United States. Directed by Jay Lee & Jim Roof, 2013. Starring Jim Roof, Shannon Malone, Larissa Lynch, Liz Burghdorf, Andrew Hopper. 75 minutes.
Two and a half years ago, I saw a movie called The House with 100 Eyes at the Chicago Horror Film Festival. The story of Ed (Jim Roof) and Susan (Shannon Malone), a married pair of serial killers who produce snuff movies under the banner Studio Red, it was a curious mix of found-footage and torture-porn. (If you want the tl;dr version of this review, go read my write-up of the festival.) I was a bit surprised to see it, after all this time, showing up on Artsploitation Films’ roster of summer 2015 video releases.

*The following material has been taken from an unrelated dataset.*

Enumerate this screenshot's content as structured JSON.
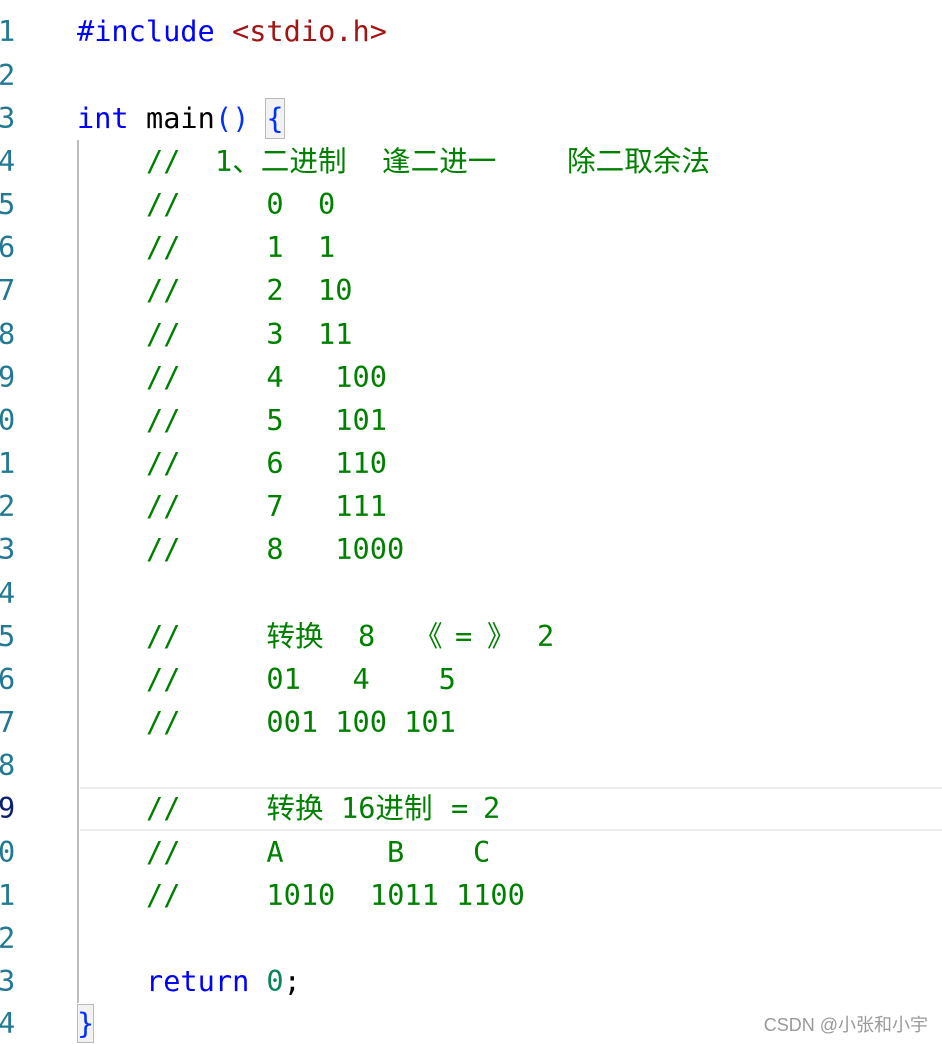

When I first saw it, I felt it had potential, but it also had a lot of problems. That hasn’t changed. Roof delivers a clever and insightful script that explores the sexual underpinnings of Ed and Susan’s relationship and individual psychoses, along with some social commentary. The major performances are all strong, the highlights being Malone and Larissa Lynch (as Final Girl and prospective victim Jamie). Roof is the loudest and most flamboyant, but he never goes too far over the top. Even Liz Burghdorf and Andrew Hopper, in cannon-fodder roles as (respectively) Jamie’s anxious friend Crystal and cocky boyfriend Clutch, are better than one might expect.
The problems largely come in the form of the direction, by Roof with Jay Lee (Zombie Strippers!, Alyce Kills) and cinematography. The found-footage format gives filmmakers a narrative device to explain footage clearly shot on consumer-grade cameras, but it comes with a caveat: the director, cinematographer and editor (likely the same person filling all three roles) must make certain that they compose and present every shot as if it were really happening. (Or at least, that’s how I feel: the acclaim for The Taking of Deborah Logan, which prominently features much footage that the camera crew wouldn’t have been able to get, proves this isn’t a universally-held opinion.) And it’s this element of the film that provides the most problems.
The most obvious example is the film’s approach to nudity: there simply isn’t any. Most of the time, the offending bits are just blurred out. That’s an odd approach to take to a film like this to begin with–a horror film whose setup specifically includes the victims lured into a trap on the premise that they’ll make a porn video–but it gets weirder when it’s time for the characters to actually Do the Deed. The blurring doesn’t do much to disguise the briefs Clutch obviously wears while he’s supposedly naked (and never mind that you can see several unblurred glimpses of them at a couple of points).
That’s just the most obvious example of the conceit failing. There are others: Ed instructs Jamie to take her top off for the camera, but the shot remains an ECU of her face while she does so. Hidden cameras abound throughout the house (the “hundred eyes” of the title); all the better to provide “behind-the-scenes” footage, but they pick up odd angles. For example, a cam installed in the shower aimed at the tops of occupants’ heads. (If you’re making a snuff-porn movie, what would even be the point of that?) Audio distortion makes its way onto the soundtrack seemingly at random, and at one point, a gunshot seems to deafen a camera’s microphone.
It’s possible that Roof and Lee intend The House with 100 Eyes as a meta-satire à la Funny Games, that the “mistakes” are not only intentional but part of the point of the entire enterprise. I don’t expect filmmakers to spoon-feed me everything, but if that’s indeed the case, I don’t feel Roof and Lee have done a good enough job of making it clear.